The science behind snowflakes

Emily Koke

Snowflakes are winter’s hieroglyphics. They paint intricate patterns that tell the story of their creation and paint whimsical joy in our hearts. Snowflakes flutter through the crisp air, laying kisses on your rosy cheeks but rarely inspiring the question of where they come from.

A popular misconception is that snowflakes are simply frozen raindrops, however, this is untrue. A snowflake is water vapor that directly becomes ice by completely skipping the liquid stage. This nascent occurrence can create many different styles of snowflakes, the most common being the Stellar Dendrites, which have radial symmetry. The hexagonal water crystals that are a seemingly perfect example of uniqueness and symmetry twiddle through the air and collect water molecules. These molecules accumulate along the corners, connecting the six facets and crystallize in a direct relation to the humidity, temperature, and extremeness of the weather. Sculpted by chance, these developed snowflakes fall to the ground and find their place among the innumerous amount of other snowflakes.

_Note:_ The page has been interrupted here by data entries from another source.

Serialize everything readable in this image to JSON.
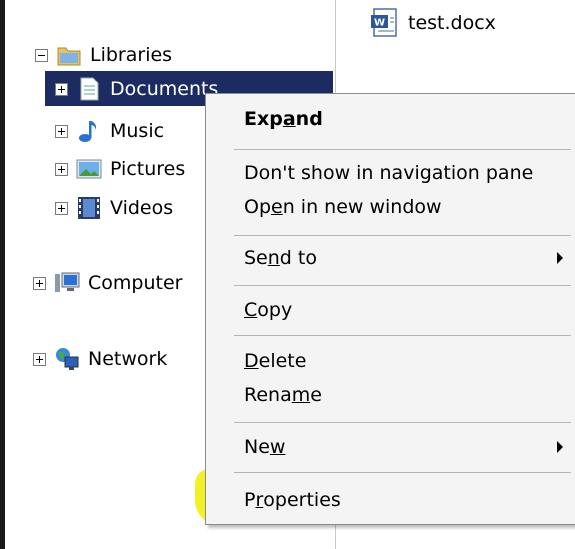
{
  "file": {
    "name": "test.docx",
    "icon": "word-document-icon"
  },
  "tree": {
    "libraries": {
      "label": "Libraries",
      "icon": "libraries-folder-icon",
      "expander": "collapse"
    },
    "children": [
      {
        "label": "Documents",
        "icon": "documents-icon",
        "selected": true
      },
      {
        "label": "Music",
        "icon": "music-icon"
      },
      {
        "label": "Pictures",
        "icon": "pictures-icon"
      },
      {
        "label": "Videos",
        "icon": "videos-icon"
      }
    ],
    "computer": {
      "label": "Computer",
      "icon": "computer-icon"
    },
    "network": {
      "label": "Network",
      "icon": "network-icon"
    }
  },
  "context_menu": {
    "expand": {
      "pre": "Exp",
      "key": "a",
      "post": "nd"
    },
    "dont_show": "Don't show in navigation pane",
    "open_new": {
      "pre": "Op",
      "key": "e",
      "post": "n in new window"
    },
    "send_to": {
      "pre": "Se",
      "key": "n",
      "post": "d to"
    },
    "copy": {
      "pre": "",
      "key": "C",
      "post": "opy"
    },
    "delete": {
      "pre": "",
      "key": "D",
      "post": "elete"
    },
    "rename": {
      "pre": "Rena",
      "key": "m",
      "post": "e"
    },
    "new": {
      "pre": "Ne",
      "key": "w",
      "post": ""
    },
    "properties": {
      "pre": "P",
      "key": "r",
      "post": "operties"
    }
  },
  "colors": {
    "selection": "#1c2c62",
    "highlighter": "#eeee00"
  }
}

Though these fleeting gems seem completely organized, they are created in the most unorganized conditions. Snowflakes strike whimsies of uniqueness while still keeping themes of chaos. In a whirlwind of chance and beauty, these fairy-like particles tickle our imagination and provide us with a brilliant wonderland.